◆ **Brief**
In your copy of the records, include every word exactly and no pictures.
[Opening Data for this exercise section]
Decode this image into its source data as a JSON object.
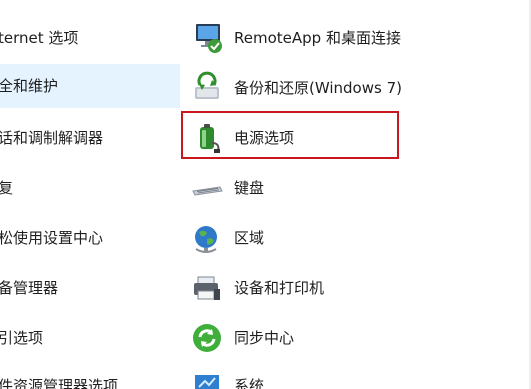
{
  "left_column": {
    "items": [
      {
        "label": "ternet 选项",
        "selected": false
      },
      {
        "label": "全和维护",
        "selected": true
      },
      {
        "label": "话和调制解调器",
        "selected": false
      },
      {
        "label": "复",
        "selected": false
      },
      {
        "label": "松使用设置中心",
        "selected": false
      },
      {
        "label": "备管理器",
        "selected": false
      },
      {
        "label": "引选项",
        "selected": false
      },
      {
        "label": "件资源管理器选项",
        "selected": false
      }
    ]
  },
  "right_column": {
    "items": [
      {
        "label": "RemoteApp 和桌面连接",
        "icon": "remoteapp-icon"
      },
      {
        "label": "备份和还原(Windows 7)",
        "icon": "backup-restore-icon"
      },
      {
        "label": "电源选项",
        "icon": "power-options-icon"
      },
      {
        "label": "键盘",
        "icon": "keyboard-icon"
      },
      {
        "label": "区域",
        "icon": "region-globe-icon"
      },
      {
        "label": "设备和打印机",
        "icon": "devices-printers-icon"
      },
      {
        "label": "同步中心",
        "icon": "sync-center-icon"
      },
      {
        "label": "系统",
        "icon": "system-icon"
      }
    ]
  },
  "annotation": {
    "highlighted_item": "电源选项",
    "color": "#c8181e"
  },
  "colors": {
    "selected_background": "#e5f3ff",
    "text": "#1f1f1f",
    "background": "#ffffff"
  }
}
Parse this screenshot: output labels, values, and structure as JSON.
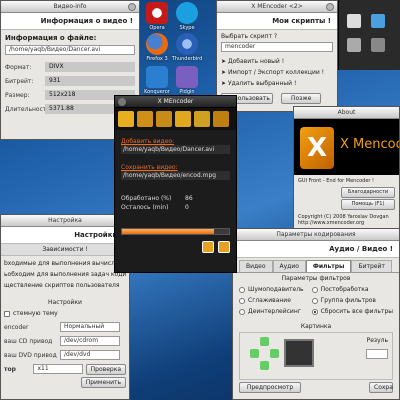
{
  "desktop": {
    "icons": [
      {
        "name": "Opera",
        "label": "Opera",
        "color": "#c41a1a"
      },
      {
        "name": "Skype",
        "label": "Skype",
        "color": "#1aa0e0"
      },
      {
        "name": "Firefox",
        "label": "Firefox 3",
        "color": "#e86a12"
      },
      {
        "name": "Thunderbird",
        "label": "Thunderbird",
        "color": "#2a5fb8"
      },
      {
        "name": "Konqueror",
        "label": "Konqueror",
        "color": "#2a7fd0"
      },
      {
        "name": "Pidgin",
        "label": "Pidgin",
        "color": "#7a5fc0"
      }
    ]
  },
  "video_info": {
    "title": "Видео-info",
    "header": "Информация о видео !",
    "file_label": "Информация о файле:",
    "file_path": "/home/yaqb/Видео/Dancer.avi",
    "rows": [
      {
        "label": "Формат:",
        "value": "DIVX"
      },
      {
        "label": "Битрейт:",
        "value": "931"
      },
      {
        "label": "Размер:",
        "value": "512x218"
      },
      {
        "label": "Длительность:",
        "value": "5371.88"
      }
    ]
  },
  "scripts": {
    "title": "X MEncoder <2>",
    "header": "Мои скрипты !",
    "select_label": "Выбрать скрипт ?",
    "select_value": "mencoder",
    "items": [
      "Добавить новый !",
      "Импорт / Экспорт коллекции !",
      "Удалить выбранный !"
    ],
    "use_button": "Использовать",
    "later_button": "Позже"
  },
  "main": {
    "title": "X MEncoder",
    "add_video": "Добавить видео:",
    "input_path": "/home/yaqb/Видео/Dancer.avi",
    "save_video": "Сохранить видео:",
    "output_path": "/home/yaqb/Видео/encod.mpg",
    "processed_label": "Обработано (%)",
    "processed_value": "86",
    "remaining_label": "Осталось   (min)",
    "remaining_value": "0",
    "progress": 0.86
  },
  "about": {
    "title": "About",
    "logo_x": "X",
    "logo_text": "X Mencoder",
    "desc": "GUI Front - End for Mencoder !",
    "btn_thanks": "Благодарности",
    "btn_help": "Помощь (F1)",
    "copyright": "Copyright (C) 2008 Yaroslav Dovgan",
    "url": "http://www.xmencoder.org"
  },
  "params": {
    "title": "Параметры кодирования",
    "header": "Аудио / Видео !",
    "tabs": [
      "Видео",
      "Аудио",
      "Фильтры",
      "Битрейт"
    ],
    "section": "Параметры фильтров",
    "left_opts": [
      "Шумоподавитель",
      "Сглаживание",
      "Деинтерлейсинг"
    ],
    "right_opts": [
      "Постобработка",
      "Группа фильтров",
      "Сбросить все фильтры"
    ],
    "picture": "Картинка",
    "res_label": "Резуль",
    "preview": "Предпросмотр",
    "ok": "Сохра"
  },
  "settings": {
    "title": "Настройка",
    "header": "Настройки !",
    "deps": "Зависимости !",
    "dep_lines": [
      "bходимые для выполнения вычислительных задач",
      "ьобходим для выполнения задач кодирования",
      "ществление скриптов пользователя"
    ],
    "settings_label": "Настройки",
    "theme_label": "стемную тему",
    "encoder_label": "encoder",
    "encoder_value": "Нормальный",
    "cd_label": "ваш CD привод",
    "cd_value": "/dev/cdrom",
    "dvd_label": "ваш DVD привод",
    "dvd_value": "/dev/dvd",
    "player_label": "тор",
    "player_value": "x11",
    "check": "Проверка",
    "apply": "Применить"
  }
}
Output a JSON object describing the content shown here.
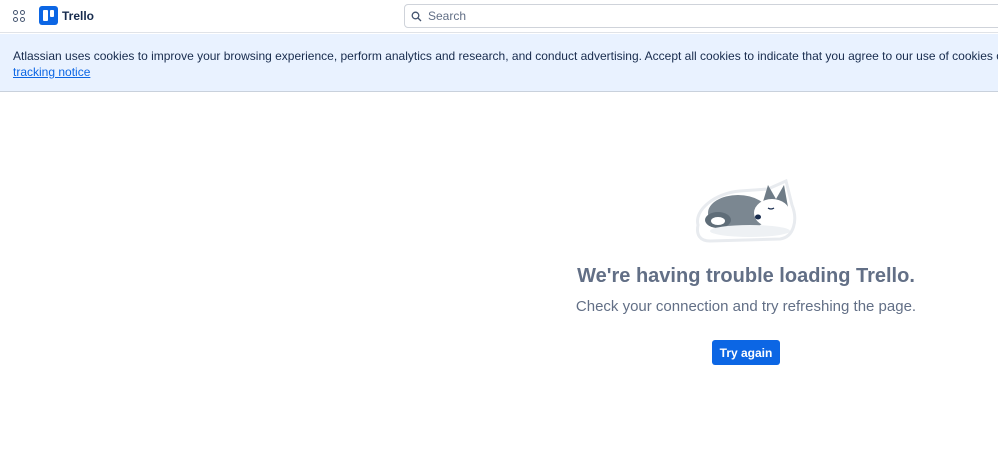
{
  "header": {
    "brand": "Trello",
    "search_placeholder": "Search"
  },
  "cookie_banner": {
    "text": "Atlassian uses cookies to improve your browsing experience, perform analytics and research, and conduct advertising. Accept all cookies to indicate that you agree to our use of cookies on yo",
    "link": "tracking notice"
  },
  "error": {
    "title": "We're having trouble loading Trello.",
    "subtitle": "Check your connection and try refreshing the page.",
    "button": "Try again"
  },
  "colors": {
    "accent": "#0c66e4",
    "banner": "#e9f2ff"
  }
}
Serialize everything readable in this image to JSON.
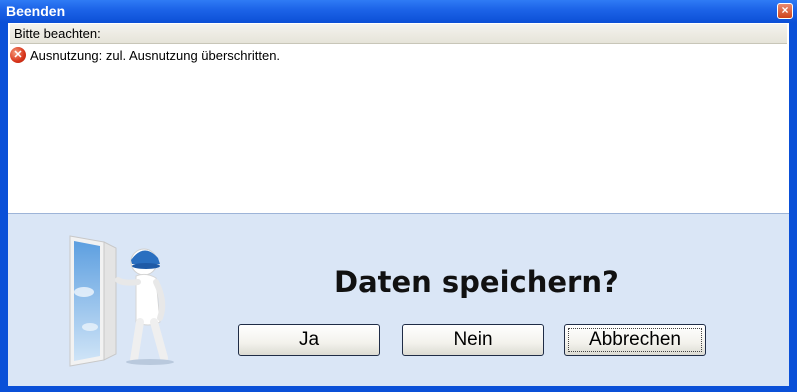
{
  "window": {
    "title": "Beenden",
    "close_glyph": "×"
  },
  "list": {
    "header": "Bitte beachten:",
    "items": [
      {
        "icon": "error-icon",
        "text": "Ausnutzung: zul. Ausnutzung überschritten."
      }
    ]
  },
  "dialog": {
    "question": "Daten speichern?",
    "buttons": {
      "yes": "Ja",
      "no": "Nein",
      "cancel": "Abbrechen"
    }
  },
  "colors": {
    "titlebar": "#0b4fd6",
    "panel": "#dae6f6",
    "error": "#d8341a"
  }
}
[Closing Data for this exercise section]
◆ **Exercise response**
Decode this image into its source data as a JSON object.
{
  "left_column": {
    "items": [
      {
        "label": "ternet 选项",
        "selected": false
      },
      {
        "label": "全和维护",
        "selected": true
      },
      {
        "label": "话和调制解调器",
        "selected": false
      },
      {
        "label": "复",
        "selected": false
      },
      {
        "label": "松使用设置中心",
        "selected": false
      },
      {
        "label": "备管理器",
        "selected": false
      },
      {
        "label": "引选项",
        "selected": false
      },
      {
        "label": "件资源管理器选项",
        "selected": false
      }
    ]
  },
  "right_column": {
    "items": [
      {
        "label": "RemoteApp 和桌面连接",
        "icon": "remoteapp-icon"
      },
      {
        "label": "备份和还原(Windows 7)",
        "icon": "backup-restore-icon"
      },
      {
        "label": "电源选项",
        "icon": "power-options-icon"
      },
      {
        "label": "键盘",
        "icon": "keyboard-icon"
      },
      {
        "label": "区域",
        "icon": "region-globe-icon"
      },
      {
        "label": "设备和打印机",
        "icon": "devices-printers-icon"
      },
      {
        "label": "同步中心",
        "icon": "sync-center-icon"
      },
      {
        "label": "系统",
        "icon": "system-icon"
      }
    ]
  },
  "annotation": {
    "highlighted_item": "电源选项",
    "color": "#c8181e"
  },
  "colors": {
    "selected_background": "#e5f3ff",
    "text": "#1f1f1f",
    "background": "#ffffff"
  }
}
Parse this screenshot: output labels, values, and structure as JSON.
{
  "desktop": {
    "icons": [
      {
        "name": "Opera",
        "label": "Opera",
        "color": "#c41a1a"
      },
      {
        "name": "Skype",
        "label": "Skype",
        "color": "#1aa0e0"
      },
      {
        "name": "Firefox",
        "label": "Firefox 3",
        "color": "#e86a12"
      },
      {
        "name": "Thunderbird",
        "label": "Thunderbird",
        "color": "#2a5fb8"
      },
      {
        "name": "Konqueror",
        "label": "Konqueror",
        "color": "#2a7fd0"
      },
      {
        "name": "Pidgin",
        "label": "Pidgin",
        "color": "#7a5fc0"
      }
    ]
  },
  "video_info": {
    "title": "Видео-info",
    "header": "Информация о видео !",
    "file_label": "Информация о файле:",
    "file_path": "/home/yaqb/Видео/Dancer.avi",
    "rows": [
      {
        "label": "Формат:",
        "value": "DIVX"
      },
      {
        "label": "Битрейт:",
        "value": "931"
      },
      {
        "label": "Размер:",
        "value": "512x218"
      },
      {
        "label": "Длительность:",
        "value": "5371.88"
      }
    ]
  },
  "scripts": {
    "title": "X MEncoder <2>",
    "header": "Мои скрипты !",
    "select_label": "Выбрать скрипт ?",
    "select_value": "mencoder",
    "items": [
      "Добавить новый !",
      "Импорт / Экспорт коллекции !",
      "Удалить выбранный !"
    ],
    "use_button": "Использовать",
    "later_button": "Позже"
  },
  "main": {
    "title": "X MEncoder",
    "add_video": "Добавить видео:",
    "input_path": "/home/yaqb/Видео/Dancer.avi",
    "save_video": "Сохранить видео:",
    "output_path": "/home/yaqb/Видео/encod.mpg",
    "processed_label": "Обработано (%)",
    "processed_value": "86",
    "remaining_label": "Осталось   (min)",
    "remaining_value": "0",
    "progress": 0.86
  },
  "about": {
    "title": "About",
    "logo_x": "X",
    "logo_text": "X Mencoder",
    "desc": "GUI Front - End for Mencoder !",
    "btn_thanks": "Благодарности",
    "btn_help": "Помощь (F1)",
    "copyright": "Copyright (C) 2008 Yaroslav Dovgan",
    "url": "http://www.xmencoder.org"
  },
  "params": {
    "title": "Параметры кодирования",
    "header": "Аудио / Видео !",
    "tabs": [
      "Видео",
      "Аудио",
      "Фильтры",
      "Битрейт"
    ],
    "section": "Параметры фильтров",
    "left_opts": [
      "Шумоподавитель",
      "Сглаживание",
      "Деинтерлейсинг"
    ],
    "right_opts": [
      "Постобработка",
      "Группа фильтров",
      "Сбросить все фильтры"
    ],
    "picture": "Картинка",
    "res_label": "Резуль",
    "preview": "Предпросмотр",
    "ok": "Сохра"
  },
  "settings": {
    "title": "Настройка",
    "header": "Настройки !",
    "deps": "Зависимости !",
    "dep_lines": [
      "bходимые для выполнения вычислительных задач",
      "ьобходим для выполнения задач кодирования",
      "ществление скриптов пользователя"
    ],
    "settings_label": "Настройки",
    "theme_label": "стемную тему",
    "encoder_label": "encoder",
    "encoder_value": "Нормальный",
    "cd_label": "ваш CD привод",
    "cd_value": "/dev/cdrom",
    "dvd_label": "ваш DVD привод",
    "dvd_value": "/dev/dvd",
    "player_label": "тор",
    "player_value": "x11",
    "check": "Проверка",
    "apply": "Применить"
  }
}
Output a JSON object describing the content shown here.
{
  "header": {
    "brand": "Trello",
    "search_placeholder": "Search"
  },
  "cookie_banner": {
    "text": "Atlassian uses cookies to improve your browsing experience, perform analytics and research, and conduct advertising. Accept all cookies to indicate that you agree to our use of cookies on yo",
    "link": "tracking notice"
  },
  "error": {
    "title": "We're having trouble loading Trello.",
    "subtitle": "Check your connection and try refreshing the page.",
    "button": "Try again"
  },
  "colors": {
    "accent": "#0c66e4",
    "banner": "#e9f2ff"
  }
}
Serialize everything readable in this image to JSON.
{
  "window": {
    "title": "Beenden",
    "close_glyph": "×"
  },
  "list": {
    "header": "Bitte beachten:",
    "items": [
      {
        "icon": "error-icon",
        "text": "Ausnutzung: zul. Ausnutzung überschritten."
      }
    ]
  },
  "dialog": {
    "question": "Daten speichern?",
    "buttons": {
      "yes": "Ja",
      "no": "Nein",
      "cancel": "Abbrechen"
    }
  },
  "colors": {
    "titlebar": "#0b4fd6",
    "panel": "#dae6f6",
    "error": "#d8341a"
  }
}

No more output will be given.